Why is it that former Police Officer Michael Tedesco ["Ex-cop's guilty plea," News, May 13] faced all sorts of departmental and criminal charges for having sex with a mistress while on duty in Nassau County, yet then-Sgt. James Burke had sex while on duty with his prostitute girlfriend and eventually got promoted to chief of department in Suffolk County ["50 LI Police Misconduct Cases," News, Dec. 19, 2013]?
What a difference a county line makes.
Jim Brennan, Rocky Point
After ex-Police Officer Michael Tedesco's guilty pleas to misconduct charges, Nassau District Attorney Kathleen Rice said it was "a win for taxpayers" that he forfeited $195,000 in termination pay and paid $3,700 in restitution. However, state law allowing him to collect his pension for the rest of his life was a mistake that the taxpayers will pay for.

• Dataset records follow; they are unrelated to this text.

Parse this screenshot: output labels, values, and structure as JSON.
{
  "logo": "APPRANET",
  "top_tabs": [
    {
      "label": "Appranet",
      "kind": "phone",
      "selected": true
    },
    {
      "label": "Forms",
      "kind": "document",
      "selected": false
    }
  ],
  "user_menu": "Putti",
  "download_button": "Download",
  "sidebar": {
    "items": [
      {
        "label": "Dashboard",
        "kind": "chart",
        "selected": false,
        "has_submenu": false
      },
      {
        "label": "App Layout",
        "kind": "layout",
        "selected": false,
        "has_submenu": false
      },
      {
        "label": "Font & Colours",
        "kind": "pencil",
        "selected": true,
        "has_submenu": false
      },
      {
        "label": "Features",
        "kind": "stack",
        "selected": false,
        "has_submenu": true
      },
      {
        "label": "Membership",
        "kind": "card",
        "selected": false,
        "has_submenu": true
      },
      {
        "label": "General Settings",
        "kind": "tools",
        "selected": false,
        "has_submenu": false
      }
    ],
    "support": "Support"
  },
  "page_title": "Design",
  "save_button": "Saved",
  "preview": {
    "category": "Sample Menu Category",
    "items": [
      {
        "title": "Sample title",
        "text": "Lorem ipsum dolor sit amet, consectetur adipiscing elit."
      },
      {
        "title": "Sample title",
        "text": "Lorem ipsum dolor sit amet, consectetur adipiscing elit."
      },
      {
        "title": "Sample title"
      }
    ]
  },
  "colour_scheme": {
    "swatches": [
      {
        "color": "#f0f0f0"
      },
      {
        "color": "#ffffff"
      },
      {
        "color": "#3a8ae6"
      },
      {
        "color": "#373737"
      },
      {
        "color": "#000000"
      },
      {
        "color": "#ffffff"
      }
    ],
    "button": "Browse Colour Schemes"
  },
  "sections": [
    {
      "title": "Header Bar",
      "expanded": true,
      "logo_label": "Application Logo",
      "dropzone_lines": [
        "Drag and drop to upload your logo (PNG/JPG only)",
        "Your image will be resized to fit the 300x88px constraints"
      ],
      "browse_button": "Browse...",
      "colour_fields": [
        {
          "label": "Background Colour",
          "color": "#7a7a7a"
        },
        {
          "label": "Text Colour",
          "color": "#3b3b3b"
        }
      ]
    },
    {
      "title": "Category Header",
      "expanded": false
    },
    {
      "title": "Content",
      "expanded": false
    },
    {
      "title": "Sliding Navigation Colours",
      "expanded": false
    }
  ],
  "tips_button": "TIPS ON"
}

Let's support our dedicated professional police, but not reward a dirty cop with a pension that will permit him a comfortable retirement.
Michael Greenfield, Oceanside
Cats responsible for bird deaths
While walking around my neighborhood in Hauppauge on a recent morning, I counted no fewer than six pet cats free to roam and hunt. Cat owners need to know the damage that their pets are doing to wildlife.
According to the Cornell Lab of Ornithology, domestic cats let out to roam kill 1.4 billion to 3.7 billion birds a year in the United States, and 6.9 billion to 20.7 billion small mammals.
Experts also tell us that cats are the single biggest reason for the demise of ground-feeding birds like bobwhite quail, a species that has largely disappeared from Long Island. The irony is that these birds eat ticks. Cat owners must keep their pets indoors or on a leash.
Christopher Duffner, Hauppauge
GMO labels would be confusing
The New York State Legislature should avoid the mistake of voting to label genetically modified organisms ["A kernel of truth about what we eat," Opinion, May 2].
Scientists at organizations such as the American Medical Association, the Royal Society of London and the World Health Organization agree that genetically improved foods are safe -- even if organic food companies and environmentalists want us to believe otherwise because labels will help their bottom line or their scare campaigns.
Rather than driving up food costs with arbitrary labeling laws, we should reserve labels for things that are actually noteworthy. Otherwise, we risk desensitizing consumers who would see confusing labeling about genetically improved ingredients on 70 percent of the processed food they buy in the supermarket.
Will Coggin, Washington, D.C.
Editor's note: The writer is a senior research analyst for the Center for Consumer Freedom, focusing on food, alcohol and tobacco interests.
Isn't almost all the food we eat genetically modified, since the time of Gregor Mendel and his experiments crossbreeding peas in the mid-1800s?
What concerns me is the use of hybrid seed. The plants from hybrid seeds do not usually produce seeds that will germinate and provide another year of food for the future.
The abuse of hybrid seed is more important that the identification of genetically modified organisms.
Gene Scanlon, Southhampton
Clean up trash along LIRR tracks
Back in May 2011, the Long Island Rail Road admitted that it had dumped heaps of wood and steel alongside the tracks, and that cleanup would become a priority ["Trash by the tracks," News, May 1, 2011].
I have not seen one change in the debris that is along the tracks, right down to shovels, buckets and other still-usable work material.
The LIRR should use these discarded materials or reinstate its Trash Into Cash scrap metal program.
Christine Nowak, Farmingdale